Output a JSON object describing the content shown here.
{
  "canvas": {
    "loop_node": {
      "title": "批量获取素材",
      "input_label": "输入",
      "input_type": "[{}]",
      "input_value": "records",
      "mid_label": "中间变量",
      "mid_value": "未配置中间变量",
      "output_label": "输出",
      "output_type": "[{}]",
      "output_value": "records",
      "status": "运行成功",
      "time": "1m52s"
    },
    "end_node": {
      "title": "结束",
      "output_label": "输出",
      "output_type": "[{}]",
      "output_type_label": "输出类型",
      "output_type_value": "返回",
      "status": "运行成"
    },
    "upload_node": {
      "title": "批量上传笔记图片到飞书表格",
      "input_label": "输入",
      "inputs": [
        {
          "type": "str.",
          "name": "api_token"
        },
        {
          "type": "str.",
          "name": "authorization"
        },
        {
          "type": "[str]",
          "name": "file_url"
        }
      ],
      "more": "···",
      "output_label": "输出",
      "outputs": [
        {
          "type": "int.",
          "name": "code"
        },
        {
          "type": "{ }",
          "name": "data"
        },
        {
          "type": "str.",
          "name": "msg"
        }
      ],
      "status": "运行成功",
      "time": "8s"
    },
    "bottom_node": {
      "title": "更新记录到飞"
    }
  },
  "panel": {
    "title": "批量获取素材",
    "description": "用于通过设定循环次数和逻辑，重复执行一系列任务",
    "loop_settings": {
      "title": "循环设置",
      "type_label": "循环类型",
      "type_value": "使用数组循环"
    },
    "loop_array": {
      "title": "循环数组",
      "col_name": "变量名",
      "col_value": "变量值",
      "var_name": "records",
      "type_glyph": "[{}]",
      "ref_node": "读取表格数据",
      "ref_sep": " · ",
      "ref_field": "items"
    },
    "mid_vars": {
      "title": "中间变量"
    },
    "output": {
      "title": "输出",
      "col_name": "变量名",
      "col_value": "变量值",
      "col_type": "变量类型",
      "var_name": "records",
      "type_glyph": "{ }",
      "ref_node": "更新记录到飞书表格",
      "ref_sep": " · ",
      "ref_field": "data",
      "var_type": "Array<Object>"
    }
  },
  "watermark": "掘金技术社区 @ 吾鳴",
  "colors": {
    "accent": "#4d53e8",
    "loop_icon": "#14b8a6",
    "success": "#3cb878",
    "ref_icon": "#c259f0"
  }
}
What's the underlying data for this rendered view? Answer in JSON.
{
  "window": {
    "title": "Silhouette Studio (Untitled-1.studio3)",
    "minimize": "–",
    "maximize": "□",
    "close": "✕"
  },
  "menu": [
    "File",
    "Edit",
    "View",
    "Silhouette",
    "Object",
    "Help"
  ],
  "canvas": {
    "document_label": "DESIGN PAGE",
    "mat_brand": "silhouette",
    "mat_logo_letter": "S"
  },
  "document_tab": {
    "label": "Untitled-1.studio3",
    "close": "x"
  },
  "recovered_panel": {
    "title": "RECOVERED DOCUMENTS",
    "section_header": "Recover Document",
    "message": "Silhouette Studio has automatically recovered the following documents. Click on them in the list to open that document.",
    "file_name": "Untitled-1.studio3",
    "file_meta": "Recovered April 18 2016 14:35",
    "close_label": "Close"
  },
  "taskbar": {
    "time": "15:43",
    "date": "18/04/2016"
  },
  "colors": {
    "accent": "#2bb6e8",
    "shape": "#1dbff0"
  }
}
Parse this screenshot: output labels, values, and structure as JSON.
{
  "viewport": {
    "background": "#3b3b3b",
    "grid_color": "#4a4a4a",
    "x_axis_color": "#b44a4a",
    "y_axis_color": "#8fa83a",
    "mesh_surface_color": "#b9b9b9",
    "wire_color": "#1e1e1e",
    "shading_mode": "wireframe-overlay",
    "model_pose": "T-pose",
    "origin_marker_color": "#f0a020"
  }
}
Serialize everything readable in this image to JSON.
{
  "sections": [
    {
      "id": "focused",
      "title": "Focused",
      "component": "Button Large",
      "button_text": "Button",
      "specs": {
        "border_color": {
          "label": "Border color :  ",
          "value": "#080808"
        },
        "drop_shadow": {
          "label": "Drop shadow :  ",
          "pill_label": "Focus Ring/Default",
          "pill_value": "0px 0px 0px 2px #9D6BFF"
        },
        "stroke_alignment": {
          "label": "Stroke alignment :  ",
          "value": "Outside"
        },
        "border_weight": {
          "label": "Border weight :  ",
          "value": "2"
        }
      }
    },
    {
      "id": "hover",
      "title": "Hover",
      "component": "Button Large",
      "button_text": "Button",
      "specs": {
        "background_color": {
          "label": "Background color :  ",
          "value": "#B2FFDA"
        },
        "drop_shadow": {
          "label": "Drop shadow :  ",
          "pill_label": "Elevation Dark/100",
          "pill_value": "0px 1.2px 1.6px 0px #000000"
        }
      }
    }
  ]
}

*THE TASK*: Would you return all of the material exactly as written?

*RESULT OF THE EXERCISE*:
Output a JSON object describing the content shown here.
{
  "canvas": {
    "loop_node": {
      "title": "批量获取素材",
      "input_label": "输入",
      "input_type": "[{}]",
      "input_value": "records",
      "mid_label": "中间变量",
      "mid_value": "未配置中间变量",
      "output_label": "输出",
      "output_type": "[{}]",
      "output_value": "records",
      "status": "运行成功",
      "time": "1m52s"
    },
    "end_node": {
      "title": "结束",
      "output_label": "输出",
      "output_type": "[{}]",
      "output_type_label": "输出类型",
      "output_type_value": "返回",
      "status": "运行成"
    },
    "upload_node": {
      "title": "批量上传笔记图片到飞书表格",
      "input_label": "输入",
      "inputs": [
        {
          "type": "str.",
          "name": "api_token"
        },
        {
          "type": "str.",
          "name": "authorization"
        },
        {
          "type": "[str]",
          "name": "file_url"
        }
      ],
      "more": "···",
      "output_label": "输出",
      "outputs": [
        {
          "type": "int.",
          "name": "code"
        },
        {
          "type": "{ }",
          "name": "data"
        },
        {
          "type": "str.",
          "name": "msg"
        }
      ],
      "status": "运行成功",
      "time": "8s"
    },
    "bottom_node": {
      "title": "更新记录到飞"
    }
  },
  "panel": {
    "title": "批量获取素材",
    "description": "用于通过设定循环次数和逻辑，重复执行一系列任务",
    "loop_settings": {
      "title": "循环设置",
      "type_label": "循环类型",
      "type_value": "使用数组循环"
    },
    "loop_array": {
      "title": "循环数组",
      "col_name": "变量名",
      "col_value": "变量值",
      "var_name": "records",
      "type_glyph": "[{}]",
      "ref_node": "读取表格数据",
      "ref_sep": " · ",
      "ref_field": "items"
    },
    "mid_vars": {
      "title": "中间变量"
    },
    "output": {
      "title": "输出",
      "col_name": "变量名",
      "col_value": "变量值",
      "col_type": "变量类型",
      "var_name": "records",
      "type_glyph": "{ }",
      "ref_node": "更新记录到飞书表格",
      "ref_sep": " · ",
      "ref_field": "data",
      "var_type": "Array<Object>"
    }
  },
  "watermark": "掘金技术社区 @ 吾鳴",
  "colors": {
    "accent": "#4d53e8",
    "loop_icon": "#14b8a6",
    "success": "#3cb878",
    "ref_icon": "#c259f0"
  }
}
What's the underlying data for this rendered view? Answer in JSON.
{
  "window": {
    "title": "Silhouette Studio (Untitled-1.studio3)",
    "minimize": "–",
    "maximize": "□",
    "close": "✕"
  },
  "menu": [
    "File",
    "Edit",
    "View",
    "Silhouette",
    "Object",
    "Help"
  ],
  "canvas": {
    "document_label": "DESIGN PAGE",
    "mat_brand": "silhouette",
    "mat_logo_letter": "S"
  },
  "document_tab": {
    "label": "Untitled-1.studio3",
    "close": "x"
  },
  "recovered_panel": {
    "title": "RECOVERED DOCUMENTS",
    "section_header": "Recover Document",
    "message": "Silhouette Studio has automatically recovered the following documents. Click on them in the list to open that document.",
    "file_name": "Untitled-1.studio3",
    "file_meta": "Recovered April 18 2016 14:35",
    "close_label": "Close"
  },
  "taskbar": {
    "time": "15:43",
    "date": "18/04/2016"
  },
  "colors": {
    "accent": "#2bb6e8",
    "shape": "#1dbff0"
  }
}
Parse this screenshot: output labels, values, and structure as JSON.
{
  "viewport": {
    "background": "#3b3b3b",
    "grid_color": "#4a4a4a",
    "x_axis_color": "#b44a4a",
    "y_axis_color": "#8fa83a",
    "mesh_surface_color": "#b9b9b9",
    "wire_color": "#1e1e1e",
    "shading_mode": "wireframe-overlay",
    "model_pose": "T-pose",
    "origin_marker_color": "#f0a020"
  }
}
Serialize everything readable in this image to JSON.
{
  "sections": [
    {
      "id": "focused",
      "title": "Focused",
      "component": "Button Large",
      "button_text": "Button",
      "specs": {
        "border_color": {
          "label": "Border color :  ",
          "value": "#080808"
        },
        "drop_shadow": {
          "label": "Drop shadow :  ",
          "pill_label": "Focus Ring/Default",
          "pill_value": "0px 0px 0px 2px #9D6BFF"
        },
        "stroke_alignment": {
          "label": "Stroke alignment :  ",
          "value": "Outside"
        },
        "border_weight": {
          "label": "Border weight :  ",
          "value": "2"
        }
      }
    },
    {
      "id": "hover",
      "title": "Hover",
      "component": "Button Large",
      "button_text": "Button",
      "specs": {
        "background_color": {
          "label": "Background color :  ",
          "value": "#B2FFDA"
        },
        "drop_shadow": {
          "label": "Drop shadow :  ",
          "pill_label": "Elevation Dark/100",
          "pill_value": "0px 1.2px 1.6px 0px #000000"
        }
      }
    }
  ]
}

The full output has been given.